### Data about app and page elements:
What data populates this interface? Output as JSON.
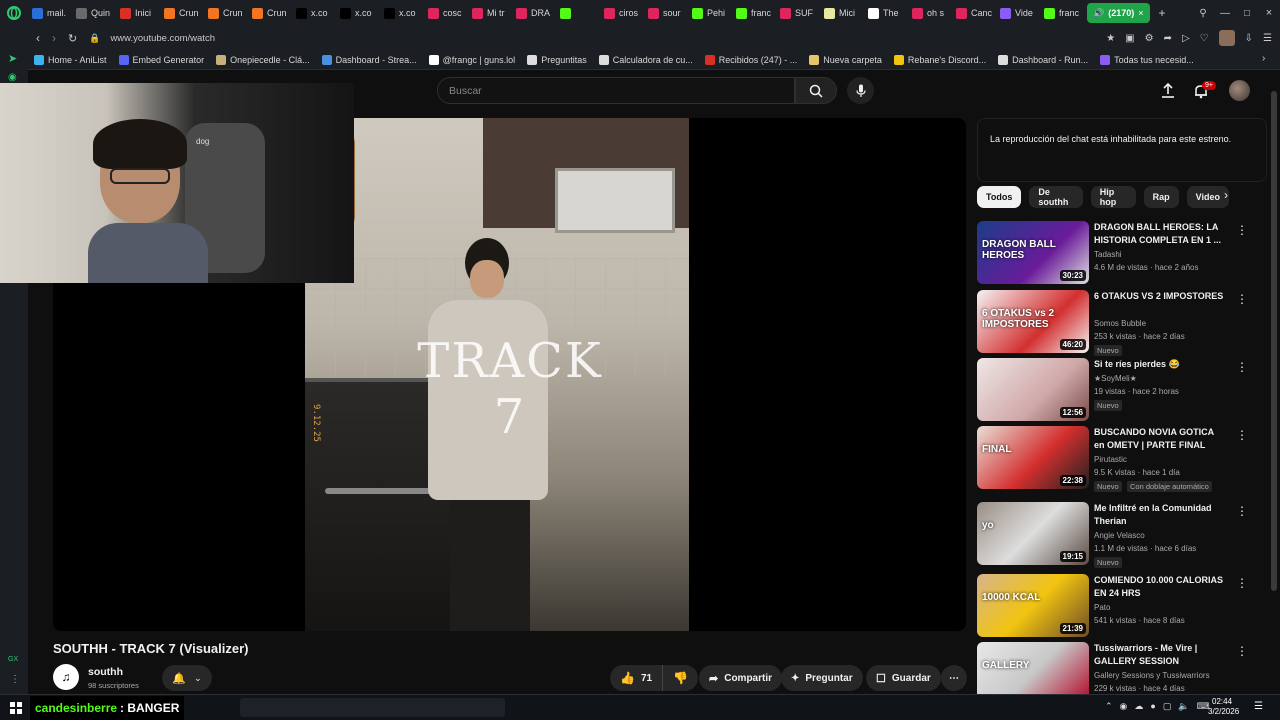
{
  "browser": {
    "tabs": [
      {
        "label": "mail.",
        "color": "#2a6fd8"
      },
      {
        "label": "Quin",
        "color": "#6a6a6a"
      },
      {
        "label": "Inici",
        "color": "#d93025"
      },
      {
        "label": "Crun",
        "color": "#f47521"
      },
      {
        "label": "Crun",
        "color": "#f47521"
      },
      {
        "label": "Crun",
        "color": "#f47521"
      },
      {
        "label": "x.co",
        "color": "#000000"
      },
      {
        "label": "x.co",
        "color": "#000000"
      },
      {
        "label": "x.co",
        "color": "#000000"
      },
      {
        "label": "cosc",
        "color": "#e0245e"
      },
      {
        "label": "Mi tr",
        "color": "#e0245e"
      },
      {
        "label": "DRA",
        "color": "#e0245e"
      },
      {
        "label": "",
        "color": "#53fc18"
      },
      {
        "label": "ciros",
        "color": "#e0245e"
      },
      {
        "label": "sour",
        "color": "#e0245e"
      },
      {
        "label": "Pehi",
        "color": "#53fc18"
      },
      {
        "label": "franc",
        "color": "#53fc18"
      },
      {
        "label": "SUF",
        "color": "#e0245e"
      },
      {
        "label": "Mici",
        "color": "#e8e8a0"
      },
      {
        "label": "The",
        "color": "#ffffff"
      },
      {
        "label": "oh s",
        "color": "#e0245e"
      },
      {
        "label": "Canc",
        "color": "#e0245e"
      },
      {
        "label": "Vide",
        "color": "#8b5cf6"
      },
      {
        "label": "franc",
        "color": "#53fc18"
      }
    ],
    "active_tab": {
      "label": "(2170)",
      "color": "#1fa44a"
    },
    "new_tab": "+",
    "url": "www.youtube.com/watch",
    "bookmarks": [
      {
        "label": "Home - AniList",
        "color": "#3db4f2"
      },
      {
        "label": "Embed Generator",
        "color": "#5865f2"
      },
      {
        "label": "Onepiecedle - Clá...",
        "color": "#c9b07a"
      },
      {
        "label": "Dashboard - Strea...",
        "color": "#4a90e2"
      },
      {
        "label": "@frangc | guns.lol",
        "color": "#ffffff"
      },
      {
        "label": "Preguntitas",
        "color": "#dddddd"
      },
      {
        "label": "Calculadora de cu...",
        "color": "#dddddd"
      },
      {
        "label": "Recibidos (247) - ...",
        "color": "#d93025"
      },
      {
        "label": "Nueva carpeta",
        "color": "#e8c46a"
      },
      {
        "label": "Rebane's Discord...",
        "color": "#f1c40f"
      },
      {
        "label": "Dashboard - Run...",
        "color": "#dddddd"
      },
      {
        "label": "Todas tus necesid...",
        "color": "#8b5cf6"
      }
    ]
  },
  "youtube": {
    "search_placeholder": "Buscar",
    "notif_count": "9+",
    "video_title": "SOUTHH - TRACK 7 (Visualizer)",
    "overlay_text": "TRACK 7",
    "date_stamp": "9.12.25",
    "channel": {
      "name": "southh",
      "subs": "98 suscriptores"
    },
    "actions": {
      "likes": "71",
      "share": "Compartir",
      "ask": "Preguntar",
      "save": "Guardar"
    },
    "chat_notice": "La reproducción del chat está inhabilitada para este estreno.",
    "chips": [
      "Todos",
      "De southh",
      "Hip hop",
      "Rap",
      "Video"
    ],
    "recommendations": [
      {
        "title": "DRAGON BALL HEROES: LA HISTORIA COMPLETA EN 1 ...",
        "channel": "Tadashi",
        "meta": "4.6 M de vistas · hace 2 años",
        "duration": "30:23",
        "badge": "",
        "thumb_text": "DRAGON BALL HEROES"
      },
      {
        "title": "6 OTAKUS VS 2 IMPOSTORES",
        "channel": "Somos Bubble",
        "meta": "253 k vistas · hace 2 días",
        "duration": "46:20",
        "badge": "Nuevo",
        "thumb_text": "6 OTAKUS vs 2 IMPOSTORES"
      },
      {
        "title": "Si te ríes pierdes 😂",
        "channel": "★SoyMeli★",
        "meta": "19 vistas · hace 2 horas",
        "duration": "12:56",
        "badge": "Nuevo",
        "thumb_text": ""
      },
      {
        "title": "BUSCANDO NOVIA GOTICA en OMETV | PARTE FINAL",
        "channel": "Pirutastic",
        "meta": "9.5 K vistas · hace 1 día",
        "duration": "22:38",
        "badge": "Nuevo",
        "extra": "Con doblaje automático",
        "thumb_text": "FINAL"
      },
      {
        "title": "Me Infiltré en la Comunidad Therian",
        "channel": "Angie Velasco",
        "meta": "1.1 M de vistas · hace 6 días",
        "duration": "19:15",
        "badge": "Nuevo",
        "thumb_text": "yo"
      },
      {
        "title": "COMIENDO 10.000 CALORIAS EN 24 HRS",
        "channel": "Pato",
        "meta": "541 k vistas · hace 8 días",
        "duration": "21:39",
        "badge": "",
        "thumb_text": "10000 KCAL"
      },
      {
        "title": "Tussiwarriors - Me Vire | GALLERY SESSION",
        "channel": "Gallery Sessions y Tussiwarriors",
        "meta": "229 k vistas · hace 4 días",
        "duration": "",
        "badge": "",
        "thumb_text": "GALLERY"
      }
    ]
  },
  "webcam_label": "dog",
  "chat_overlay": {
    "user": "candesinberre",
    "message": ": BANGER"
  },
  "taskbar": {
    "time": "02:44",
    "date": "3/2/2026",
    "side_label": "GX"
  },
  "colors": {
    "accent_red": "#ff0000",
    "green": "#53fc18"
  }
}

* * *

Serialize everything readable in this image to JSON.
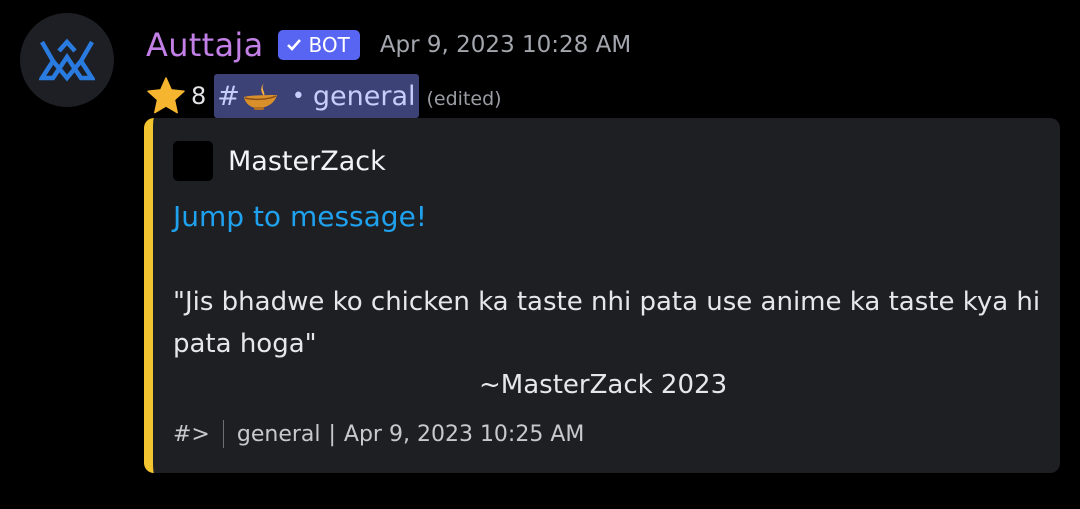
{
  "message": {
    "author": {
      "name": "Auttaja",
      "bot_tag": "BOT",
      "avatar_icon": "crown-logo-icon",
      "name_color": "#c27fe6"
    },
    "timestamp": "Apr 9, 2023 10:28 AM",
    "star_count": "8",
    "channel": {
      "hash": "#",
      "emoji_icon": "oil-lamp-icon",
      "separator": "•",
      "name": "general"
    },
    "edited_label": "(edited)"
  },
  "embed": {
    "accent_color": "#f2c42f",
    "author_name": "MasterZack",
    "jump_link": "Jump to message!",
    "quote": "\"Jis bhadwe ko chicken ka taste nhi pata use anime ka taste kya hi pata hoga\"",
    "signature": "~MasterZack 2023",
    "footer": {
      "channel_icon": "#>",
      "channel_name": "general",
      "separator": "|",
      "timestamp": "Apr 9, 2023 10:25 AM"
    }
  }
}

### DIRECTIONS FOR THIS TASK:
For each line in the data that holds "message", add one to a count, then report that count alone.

### RESPONSE AREA:
3